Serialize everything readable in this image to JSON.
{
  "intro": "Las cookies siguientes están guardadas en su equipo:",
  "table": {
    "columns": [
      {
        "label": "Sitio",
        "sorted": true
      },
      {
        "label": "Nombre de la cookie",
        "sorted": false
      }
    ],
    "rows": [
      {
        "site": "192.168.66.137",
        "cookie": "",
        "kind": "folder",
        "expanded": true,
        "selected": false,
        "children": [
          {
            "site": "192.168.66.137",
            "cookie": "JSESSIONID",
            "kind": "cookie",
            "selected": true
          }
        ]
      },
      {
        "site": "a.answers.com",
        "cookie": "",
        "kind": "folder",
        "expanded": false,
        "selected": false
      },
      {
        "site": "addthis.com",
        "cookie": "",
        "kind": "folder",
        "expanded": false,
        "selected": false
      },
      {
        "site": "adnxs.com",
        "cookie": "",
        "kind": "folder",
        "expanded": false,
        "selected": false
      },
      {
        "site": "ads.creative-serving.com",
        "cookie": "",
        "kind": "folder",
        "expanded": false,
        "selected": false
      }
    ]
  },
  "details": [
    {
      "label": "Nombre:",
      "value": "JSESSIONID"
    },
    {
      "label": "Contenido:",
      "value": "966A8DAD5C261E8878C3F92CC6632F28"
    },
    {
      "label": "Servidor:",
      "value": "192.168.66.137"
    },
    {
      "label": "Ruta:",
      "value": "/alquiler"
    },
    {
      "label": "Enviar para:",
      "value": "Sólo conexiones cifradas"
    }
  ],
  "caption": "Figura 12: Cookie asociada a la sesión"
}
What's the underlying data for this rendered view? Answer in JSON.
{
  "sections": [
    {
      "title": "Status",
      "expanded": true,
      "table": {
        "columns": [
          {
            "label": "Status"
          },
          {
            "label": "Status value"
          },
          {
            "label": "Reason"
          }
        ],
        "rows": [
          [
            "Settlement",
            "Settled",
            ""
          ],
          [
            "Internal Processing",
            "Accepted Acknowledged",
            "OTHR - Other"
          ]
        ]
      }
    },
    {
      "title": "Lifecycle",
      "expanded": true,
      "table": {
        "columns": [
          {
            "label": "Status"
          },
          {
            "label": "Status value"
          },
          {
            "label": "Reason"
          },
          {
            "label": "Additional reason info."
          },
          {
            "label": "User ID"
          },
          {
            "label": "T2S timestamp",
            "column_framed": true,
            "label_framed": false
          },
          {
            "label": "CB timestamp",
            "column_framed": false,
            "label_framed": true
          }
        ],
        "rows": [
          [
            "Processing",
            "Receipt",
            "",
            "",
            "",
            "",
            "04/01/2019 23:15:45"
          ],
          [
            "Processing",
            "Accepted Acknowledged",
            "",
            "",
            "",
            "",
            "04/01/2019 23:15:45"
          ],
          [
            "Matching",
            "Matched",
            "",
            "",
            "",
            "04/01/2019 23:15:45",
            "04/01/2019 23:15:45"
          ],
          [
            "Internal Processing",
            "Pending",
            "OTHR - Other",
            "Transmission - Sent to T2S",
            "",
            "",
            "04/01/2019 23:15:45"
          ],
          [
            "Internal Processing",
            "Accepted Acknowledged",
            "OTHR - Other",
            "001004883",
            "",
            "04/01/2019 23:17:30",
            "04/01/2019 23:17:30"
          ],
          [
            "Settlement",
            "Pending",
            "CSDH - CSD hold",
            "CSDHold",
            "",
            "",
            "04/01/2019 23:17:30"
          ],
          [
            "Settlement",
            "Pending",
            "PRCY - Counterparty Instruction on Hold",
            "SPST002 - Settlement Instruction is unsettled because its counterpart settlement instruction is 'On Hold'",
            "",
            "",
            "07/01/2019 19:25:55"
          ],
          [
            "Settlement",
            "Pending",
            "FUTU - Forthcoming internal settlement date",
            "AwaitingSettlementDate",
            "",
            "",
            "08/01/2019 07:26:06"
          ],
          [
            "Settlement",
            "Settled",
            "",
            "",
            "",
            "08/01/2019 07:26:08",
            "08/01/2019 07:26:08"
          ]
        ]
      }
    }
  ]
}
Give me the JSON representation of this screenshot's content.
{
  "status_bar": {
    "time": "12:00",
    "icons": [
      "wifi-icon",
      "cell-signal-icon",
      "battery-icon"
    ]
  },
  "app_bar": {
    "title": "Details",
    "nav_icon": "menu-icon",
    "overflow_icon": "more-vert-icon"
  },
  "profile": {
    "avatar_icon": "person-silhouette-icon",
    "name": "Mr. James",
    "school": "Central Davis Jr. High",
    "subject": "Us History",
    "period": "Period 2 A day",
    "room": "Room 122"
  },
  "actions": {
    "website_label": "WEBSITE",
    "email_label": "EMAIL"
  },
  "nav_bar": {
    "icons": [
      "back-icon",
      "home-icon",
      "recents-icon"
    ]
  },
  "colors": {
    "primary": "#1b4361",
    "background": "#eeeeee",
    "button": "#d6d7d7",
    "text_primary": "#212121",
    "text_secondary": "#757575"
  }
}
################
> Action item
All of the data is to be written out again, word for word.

> Output below
Serialize everything readable in this image to JSON.
{
  "intro": "Las cookies siguientes están guardadas en su equipo:",
  "table": {
    "columns": [
      {
        "label": "Sitio",
        "sorted": true
      },
      {
        "label": "Nombre de la cookie",
        "sorted": false
      }
    ],
    "rows": [
      {
        "site": "192.168.66.137",
        "cookie": "",
        "kind": "folder",
        "expanded": true,
        "selected": false,
        "children": [
          {
            "site": "192.168.66.137",
            "cookie": "JSESSIONID",
            "kind": "cookie",
            "selected": true
          }
        ]
      },
      {
        "site": "a.answers.com",
        "cookie": "",
        "kind": "folder",
        "expanded": false,
        "selected": false
      },
      {
        "site": "addthis.com",
        "cookie": "",
        "kind": "folder",
        "expanded": false,
        "selected": false
      },
      {
        "site": "adnxs.com",
        "cookie": "",
        "kind": "folder",
        "expanded": false,
        "selected": false
      },
      {
        "site": "ads.creative-serving.com",
        "cookie": "",
        "kind": "folder",
        "expanded": false,
        "selected": false
      }
    ]
  },
  "details": [
    {
      "label": "Nombre:",
      "value": "JSESSIONID"
    },
    {
      "label": "Contenido:",
      "value": "966A8DAD5C261E8878C3F92CC6632F28"
    },
    {
      "label": "Servidor:",
      "value": "192.168.66.137"
    },
    {
      "label": "Ruta:",
      "value": "/alquiler"
    },
    {
      "label": "Enviar para:",
      "value": "Sólo conexiones cifradas"
    }
  ],
  "caption": "Figura 12: Cookie asociada a la sesión"
}
What's the underlying data for this rendered view? Answer in JSON.
{
  "sections": [
    {
      "title": "Status",
      "expanded": true,
      "table": {
        "columns": [
          {
            "label": "Status"
          },
          {
            "label": "Status value"
          },
          {
            "label": "Reason"
          }
        ],
        "rows": [
          [
            "Settlement",
            "Settled",
            ""
          ],
          [
            "Internal Processing",
            "Accepted Acknowledged",
            "OTHR - Other"
          ]
        ]
      }
    },
    {
      "title": "Lifecycle",
      "expanded": true,
      "table": {
        "columns": [
          {
            "label": "Status"
          },
          {
            "label": "Status value"
          },
          {
            "label": "Reason"
          },
          {
            "label": "Additional reason info."
          },
          {
            "label": "User ID"
          },
          {
            "label": "T2S timestamp",
            "column_framed": true,
            "label_framed": false
          },
          {
            "label": "CB timestamp",
            "column_framed": false,
            "label_framed": true
          }
        ],
        "rows": [
          [
            "Processing",
            "Receipt",
            "",
            "",
            "",
            "",
            "04/01/2019 23:15:45"
          ],
          [
            "Processing",
            "Accepted Acknowledged",
            "",
            "",
            "",
            "",
            "04/01/2019 23:15:45"
          ],
          [
            "Matching",
            "Matched",
            "",
            "",
            "",
            "04/01/2019 23:15:45",
            "04/01/2019 23:15:45"
          ],
          [
            "Internal Processing",
            "Pending",
            "OTHR - Other",
            "Transmission - Sent to T2S",
            "",
            "",
            "04/01/2019 23:15:45"
          ],
          [
            "Internal Processing",
            "Accepted Acknowledged",
            "OTHR - Other",
            "001004883",
            "",
            "04/01/2019 23:17:30",
            "04/01/2019 23:17:30"
          ],
          [
            "Settlement",
            "Pending",
            "CSDH - CSD hold",
            "CSDHold",
            "",
            "",
            "04/01/2019 23:17:30"
          ],
          [
            "Settlement",
            "Pending",
            "PRCY - Counterparty Instruction on Hold",
            "SPST002 - Settlement Instruction is unsettled because its counterpart settlement instruction is 'On Hold'",
            "",
            "",
            "07/01/2019 19:25:55"
          ],
          [
            "Settlement",
            "Pending",
            "FUTU - Forthcoming internal settlement date",
            "AwaitingSettlementDate",
            "",
            "",
            "08/01/2019 07:26:06"
          ],
          [
            "Settlement",
            "Settled",
            "",
            "",
            "",
            "08/01/2019 07:26:08",
            "08/01/2019 07:26:08"
          ]
        ]
      }
    }
  ]
}
Give me the JSON representation of this screenshot's content.
{
  "status_bar": {
    "time": "12:00",
    "icons": [
      "wifi-icon",
      "cell-signal-icon",
      "battery-icon"
    ]
  },
  "app_bar": {
    "title": "Details",
    "nav_icon": "menu-icon",
    "overflow_icon": "more-vert-icon"
  },
  "profile": {
    "avatar_icon": "person-silhouette-icon",
    "name": "Mr. James",
    "school": "Central Davis Jr. High",
    "subject": "Us History",
    "period": "Period 2 A day",
    "room": "Room 122"
  },
  "actions": {
    "website_label": "WEBSITE",
    "email_label": "EMAIL"
  },
  "nav_bar": {
    "icons": [
      "back-icon",
      "home-icon",
      "recents-icon"
    ]
  },
  "colors": {
    "primary": "#1b4361",
    "background": "#eeeeee",
    "button": "#d6d7d7",
    "text_primary": "#212121",
    "text_secondary": "#757575"
  }
}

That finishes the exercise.